One cannot but admire the nation or city that continues to dispatch troops in an unwinnable, though righteous, war, and so it was with affection we set off the other day to visit New York City's premier graffiti cops, Hickey and Ski.

They were ensconced in their shabby headquarters in the Bronx, but it was clear, before even crossing the threshold, that they were involved in a losing battle. En route, graffiti obliterated the subway cars so that one could not even see out the windows. Graffiti marked the mailboxes. Graffiti marked the back of the very offices in which Hickey and Ski sat.

One thought, in fact, that it was a good thing the blue sky over the Bronx was too high to hit with a can of Rustoleum red, otherwise, it, too, would be covered with "CRASH" or "1BX."

That view was reinforced by a chat with the officers, two of four New York graffiti specialists on a 30-man vandalism squad.

"The city just spent $15 million on ribbon razor wires, putting them around the yards to fence out the nighttime vandals . Looks like the Maginot Line," said Kevin Hickey, 38. "These kids have better wire cutters than the city. They go into the stores and liberate them and just cut through the wire."

"We find this big hole in the fence the other day," said Conrad Lesnewski, the Ski. "And then, on the No. 6 line, this kid writes, 'Don't fence me in.' And another one, 'I eat razor blades.' "

Graffiti is a serious problem for the city, particularly of late, with subway ridership the lowest it's been since 1917. The destruction is put at between $5 million and $10 million a year.

As frequently as the politicians announce the clean-ups of Times Square -- and with about as much success -- they launch attacks on graffiti. Battle plans change with the season. They force captured graffiti POWs to scrub the cars clean. They try a $100,000 public relations campaign that calls for kids to "make your mark in society, not on society." They make the kid -- if he's over 16 -- pay maybe a $50 fine or, rarely, spend a little time in jail.

Or maybe they spend $709,000 painting 409 trains white with a new Teflon-style paint -- a technique that turns off graffiti vandals in the same way a tightly stretched canvas, washed up on the beach, would turn off the impoverished French post-impressionist Gauguin.

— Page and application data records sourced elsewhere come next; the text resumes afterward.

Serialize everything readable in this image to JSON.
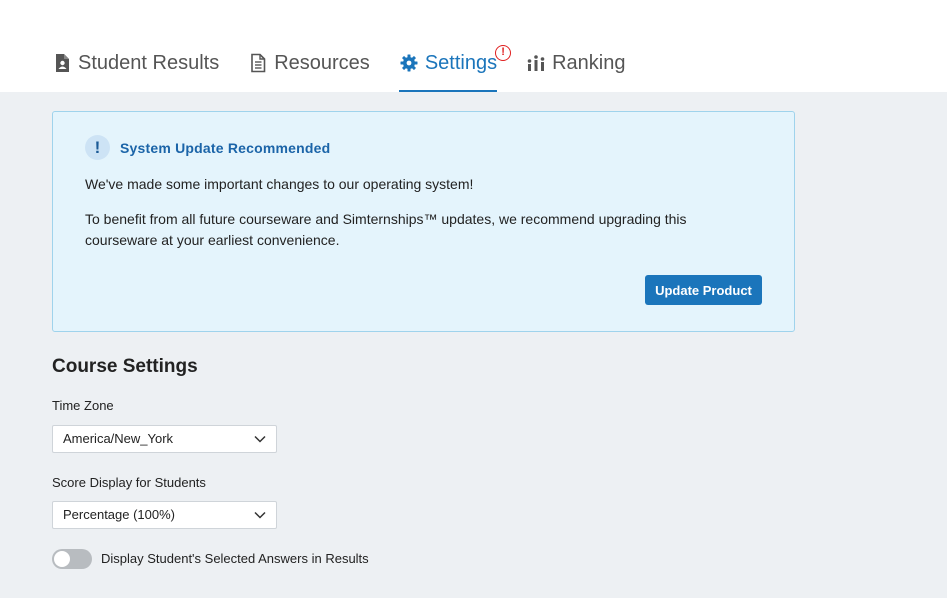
{
  "tabs": [
    {
      "label": "Student Results",
      "icon": "document-person-icon"
    },
    {
      "label": "Resources",
      "icon": "document-lines-icon"
    },
    {
      "label": "Settings",
      "icon": "gear-icon",
      "active": true,
      "badge": "!"
    },
    {
      "label": "Ranking",
      "icon": "ranking-icon"
    }
  ],
  "notice": {
    "icon_text": "!",
    "title": "System Update Recommended",
    "line1": "We've made some important changes to our operating system!",
    "line2": "To benefit from all future courseware and Simternships™ updates, we recommend upgrading this courseware at your earliest convenience.",
    "button": "Update Product"
  },
  "course_settings": {
    "title": "Course Settings",
    "time_zone_label": "Time Zone",
    "time_zone_value": "America/New_York",
    "score_label": "Score Display for Students",
    "score_value": "Percentage (100%)",
    "toggle_label": "Display Student's Selected Answers in Results",
    "toggle_on": false
  },
  "colors": {
    "accent": "#1b75bb",
    "badge": "#e02020",
    "notice_bg": "#e4f4fc",
    "page_bg": "#edf0f3"
  }
}
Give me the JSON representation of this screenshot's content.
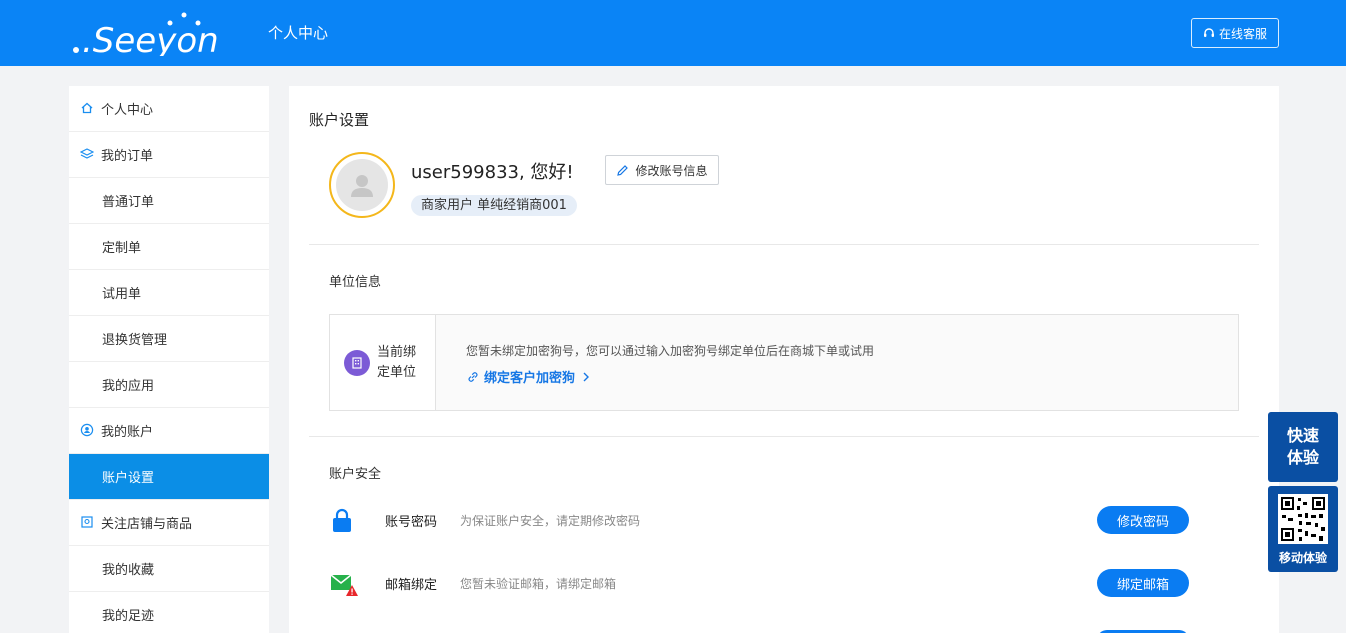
{
  "header": {
    "logo_text": ".Seeyon",
    "title": "个人中心",
    "service_label": "在线客服"
  },
  "sidebar": {
    "items": [
      {
        "label": "个人中心",
        "icon": "home-icon"
      },
      {
        "label": "我的订单",
        "icon": "layers-icon"
      },
      {
        "label": "普通订单"
      },
      {
        "label": "定制单"
      },
      {
        "label": "试用单"
      },
      {
        "label": "退换货管理"
      },
      {
        "label": "我的应用"
      },
      {
        "label": "我的账户",
        "icon": "user-circle-icon"
      },
      {
        "label": "账户设置",
        "active": true
      },
      {
        "label": "关注店铺与商品",
        "icon": "store-icon"
      },
      {
        "label": "我的收藏"
      },
      {
        "label": "我的足迹"
      }
    ]
  },
  "main": {
    "title": "账户设置",
    "greeting": "user599833, 您好!",
    "edit_label": "修改账号信息",
    "user_tag": "商家用户 单纯经销商001",
    "org": {
      "section_title": "单位信息",
      "label": "当前绑定单位",
      "desc": "您暂未绑定加密狗号，您可以通过输入加密狗号绑定单位后在商城下单或试用",
      "link": "绑定客户加密狗"
    },
    "security": {
      "section_title": "账户安全",
      "rows": [
        {
          "name": "账号密码",
          "desc": "为保证账户安全，请定期修改密码",
          "button": "修改密码",
          "icon": "lock-icon"
        },
        {
          "name": "邮箱绑定",
          "desc": "您暂未验证邮箱，请绑定邮箱",
          "button": "绑定邮箱",
          "icon": "mail-warning-icon"
        }
      ]
    }
  },
  "widgets": {
    "quick_label": "快速体验",
    "mobile_label": "移动体验"
  },
  "colors": {
    "header_bg": "#0a84f6",
    "active_nav": "#0b8ee6",
    "primary_button": "#0a7cf2",
    "avatar_ring": "#f4b71b",
    "widget_bg": "#0a4fa3"
  }
}
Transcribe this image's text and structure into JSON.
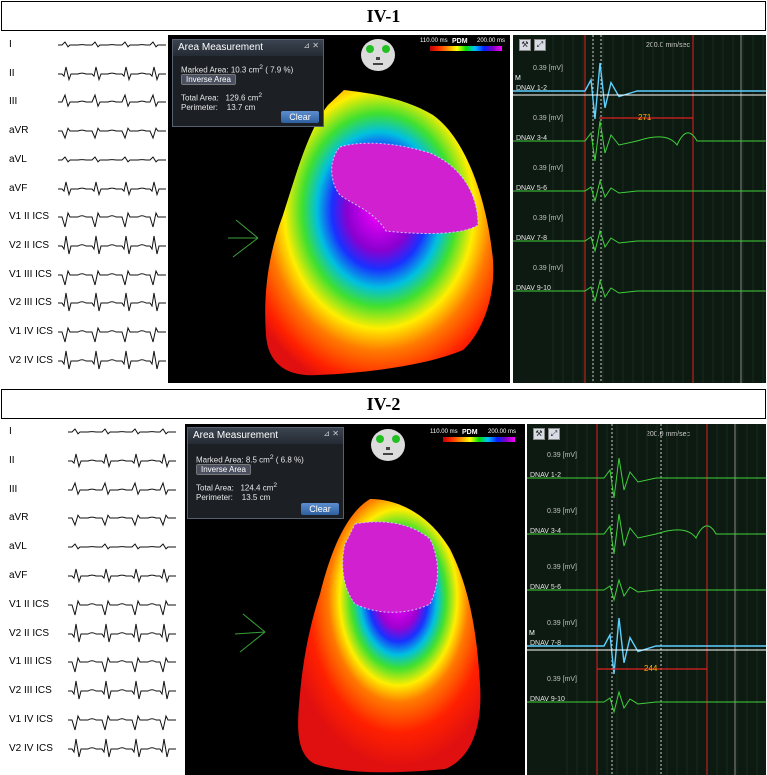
{
  "panels": [
    {
      "id": "IV-1",
      "title": "IV-1",
      "leads": [
        "I",
        "II",
        "III",
        "aVR",
        "aVL",
        "aVF",
        "V1 II ICS",
        "V2 II ICS",
        "V1 III ICS",
        "V2 III ICS",
        "V1 IV ICS",
        "V2 IV ICS"
      ],
      "area_measurement": {
        "title": "Area Measurement",
        "marked_area_label": "Marked Area:",
        "marked_area_value": "10.3",
        "area_unit": "cm",
        "marked_area_percent": "7.9",
        "percent_symbol": "%)",
        "inverse_area_label": "Inverse Area",
        "total_area_label": "Total Area:",
        "total_area_value": "129.6",
        "perimeter_label": "Perimeter:",
        "perimeter_value": "13.7",
        "perimeter_unit": "cm",
        "clear_label": "Clear"
      },
      "pdm_legend": {
        "min": "110.00 ms",
        "label": "PDM",
        "max": "200.00 ms"
      },
      "egm": {
        "speed": "200.0 mm/sec",
        "scale": "0.39  [mV]",
        "marker": "M",
        "interval": "271",
        "channels": [
          "DNAV 1-2",
          "DNAV 3-4",
          "DNAV 5-6",
          "DNAV 7-8",
          "DNAV 9-10"
        ],
        "highlighted_channel": "DNAV 1-2"
      }
    },
    {
      "id": "IV-2",
      "title": "IV-2",
      "leads": [
        "I",
        "II",
        "III",
        "aVR",
        "aVL",
        "aVF",
        "V1 II ICS",
        "V2 II ICS",
        "V1 III ICS",
        "V2 III ICS",
        "V1 IV ICS",
        "V2 IV ICS"
      ],
      "area_measurement": {
        "title": "Area Measurement",
        "marked_area_label": "Marked Area:",
        "marked_area_value": "8.5",
        "area_unit": "cm",
        "marked_area_percent": "6.8",
        "percent_symbol": "%)",
        "inverse_area_label": "Inverse Area",
        "total_area_label": "Total Area:",
        "total_area_value": "124.4",
        "perimeter_label": "Perimeter:",
        "perimeter_value": "13.5",
        "perimeter_unit": "cm",
        "clear_label": "Clear"
      },
      "pdm_legend": {
        "min": "110.00 ms",
        "label": "PDM",
        "max": "200.00 ms"
      },
      "egm": {
        "speed": "200.0 mm/sec",
        "scale": "0.39  [mV]",
        "marker": "M",
        "interval": "244",
        "channels": [
          "DNAV 1-2",
          "DNAV 3-4",
          "DNAV 5-6",
          "DNAV 7-8",
          "DNAV 9-10"
        ],
        "highlighted_channel": "DNAV 7-8"
      }
    }
  ],
  "colors": {
    "map_background": "#000000",
    "egm_background": "#0d1a12",
    "egm_trace": "#3fd13a",
    "egm_highlight": "#5fd0ff",
    "marker_line": "#e02020",
    "interval_text": "#ffb000",
    "clear_button": "#3a72b8"
  },
  "icons": {
    "face": "head-orientation-icon",
    "axes": "orientation-axes-icon",
    "tools": [
      "caliper-tool-icon",
      "zoom-tool-icon"
    ],
    "window_controls": [
      "pin-icon",
      "close-icon"
    ]
  }
}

One hears, nonetheless, that this paint was introduced because graffiti can be washed right off.

Ski laughs.

"Sure," he says. "Ya believe in Christmas? Ya believe in the tooth fairy?"

This is battle humor, bitter and cynical, with none of the optimism expressed in the communiques dispatched from the mayor's office downtown.

Hickey and Ski are veterans of the graffiti wars, with 10 years in the trenches. They're known to the other units and known to the kids they chase. How well known became clear in a long ago battle of Christmas '75, when a graffiti-covered train rushed by Yankee Stadium.

It was a major piece -- in graffiti lingo, a "masterpiece" -- stretching the length of the car. It had Santa and his reindeer and Frosty the Snowman and down on the bottom there was an inscription.

"Dedicated," it said, "to Hickey and Ski."

More recently, Hickey and Ski were invited to an opening at Graffiti Gallery in Greenwich Village. Ski, who attended, knew the artists well, having arrested most of them.

In a war, particularly a long war, there develops a certain affection between the parties.

Hickey and Ski expect a certain gentlemanly behavior from the minor felons who are their prey, often calling them at home and giving them the option of turning themselves in, since, after all, Hickey and Ski know how and where to find them.

They consider it an affront to have to actually give chase to graffiti criminals, their old bones having grown weary, and, anyway, they have a reputation to protect.

"C'mere you little mutt!" Hickey screams, "It's us!"

They know what motivates the felon and causes him to stand on the school rooftop and wait hours for the train with his name to go by: the drive, in the words of the kids, "to get fame."

They say that no matter the artist, the first words upon surrender are the same: "I just quit."

Hickey and Ski are also connoisseurs of the work.

At the 180th Street subway stop behind their offices, they pause on the platform and point out works past and present, with a nod to "COMET" and "BLADE," written on the back of their offices.

"COMET," said Ski, "he's graduated to bigger things now, homicides, robberies. And you see the way CAP went over it, there? That's something you never used to see, you see now more and more, when there's a war. We get a lot of stabbings and shootings over that, now. CAP gets away with it because he's a big husky kid. Also, he carries a sawed-off shotgun."

Ski points out "DUST," on a telephone booth.

"You see that?" he said. "That's a half-crippled guy, about 30, who works on crutches. On crutches! Used to stand on the roof and watch his name go by. You know the first thing he said to me when I arrested him?

" 'I quit.' "